As of 25 May, anyone trading with EU businesses, marketing to EU citizens, or holding the personal data of even a single European national, needs to be fully compliant. This means making major changes to how one captures, processes and stores consumer data, with a strong focus on data protection and archiving practices. Ignore GDPR, and you run the risk of hefty fines (up to €20 million or 4% of annual global turnover, whichever is greater), a loss of consumer trust, and untold damage to your reputation. Are you ready to face GDPR head-on? If you have been readying yourself for compliance to our own POPI (Protection of Personal Information) act, then you should not be far off complying with GDPR which is based on similar principles.
The requirements of GDPR
Globally, recent years have seen some of the worst data leaks and malicious hacks in history. As a result, people are far more concerned about their fundamental right to privacy and have also become more vigilant and aware of their liberties when it comes to their digitally-gathered personal data, and what businesses are doing with it. GDPR outlines a new set of regulations that are designed to prioritise the rights of EU citizens and give them more control over their private data, including valuable and sensitive information such as financial details, phone numbers, addresses, religious and political views, and much more.
Regardless of where a business is located, if it collects or processes the personal information of any EU resident, GDPR applies. In this regard, it’s imperative to understand what data you collect, where it is stored and how it’s being used.
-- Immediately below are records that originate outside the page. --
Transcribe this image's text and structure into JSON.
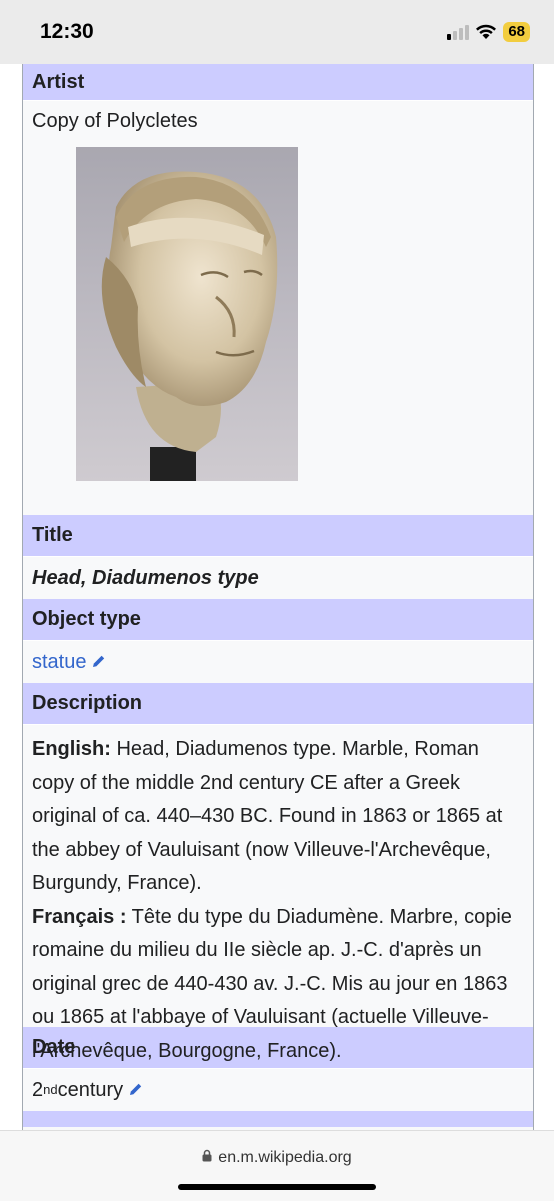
{
  "status": {
    "time": "12:30",
    "battery": "68"
  },
  "infobox": {
    "artist_label": "Artist",
    "artist_value": "Copy of Polycletes",
    "title_label": "Title",
    "title_value": "Head, Diadumenos type",
    "object_type_label": "Object type",
    "object_type_value": "statue",
    "description_label": "Description",
    "description": {
      "en_label": "English:",
      "en_text": " Head, Diadumenos type. Marble, Roman copy of the middle 2nd century CE after a Greek original of ca. 440–430 BC. Found in 1863 or 1865 at the abbey of Vauluisant (now Villeuve-l'Archevêque, Burgundy, France).",
      "fr_label": "Français :",
      "fr_text": " Tête du type du Diadumène. Marbre, copie romaine du milieu du IIe siècle ap. J.-C. d'après un original grec de 440-430 av. J.-C. Mis au jour en 1863 ou 1865 at l'abbaye of Vauluisant (actuelle Villeuve-l'Archevêque, Bourgogne, France)."
    },
    "date_label": "Date",
    "date_number": "2",
    "date_suffix": "nd",
    "date_word": " century"
  },
  "browser": {
    "url": "en.m.wikipedia.org"
  },
  "colors": {
    "header_bg": "#ccccff",
    "link": "#3366cc",
    "cell_bg": "#f8f9fa"
  },
  "icons": [
    "signal-icon",
    "wifi-icon",
    "pencil-icon",
    "lock-icon"
  ]
}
The legislation highlights two main data rights for customers: the right to be forgotten, where a customer can request their data be deleted; and the right for data portability, where a customer can request that their data is moved from one company to another. Customers are further protected in the form of necessary updated privacy notices, which need to be worded in clear, concise and plain language that anyone can understand. By outlining exactly what you’ll be doing with the data, a strong focus on transparency is emphasised, and customers feel more at ease.
Another important aspect of the regulation involves data breaches. Businesses are required to notify authorities of any kind of cybercrime within 72 hours. In an effort to minimise exposure to these kinds of attacks, a company is encouraged to only collect, share and keep the data that they really need, and to ensure that it is effectively searchable in case they are called upon to provide it.
The importance of change and compliance
Any South African company needing to align itself with the GDPR requires the appropriate internal processes and technical capabilities to be able to execute these changes correctly. For example, a data processing company, such as Connection Telecom, would need to sharpen its security controls and data breach continuity plans, and seek advice from a specialist attorney that can assist with updating its policies and documentation to ensure informed consent and water-tight compliance.
The relationship and transfer of data between data controllers and data processors is an important part of GDPR, and businesses need to work together to ensure consumer information is secure. Companies should also consider assigning dedicated individuals or teams to focus on GDPR, to ensure that data is accurately documented, safely stored, and permanently deleted – not to mention that practices are regularly tested to ensure optimal protection.
Beyond the negative financial implications of non-compliance, there’s another important reason for businesses to implement these data security and integrity practices: a digitally-savvy generation of customers is better informed than ever before, and the reputational risks associated with irresponsible handling of data are known all too well. Consumers expect ethical behaviour and utter transparency, even from the largest corporation.
Finally, it is worth noting the positives of GDPR compliance. By gaining a true understanding of a business’s data practices, more effective business decisions can be made in the long run. It’s not just a legal responsibility, it’s an opportunity to do better business – and organisations across the globe would do well to embrace it with open arms.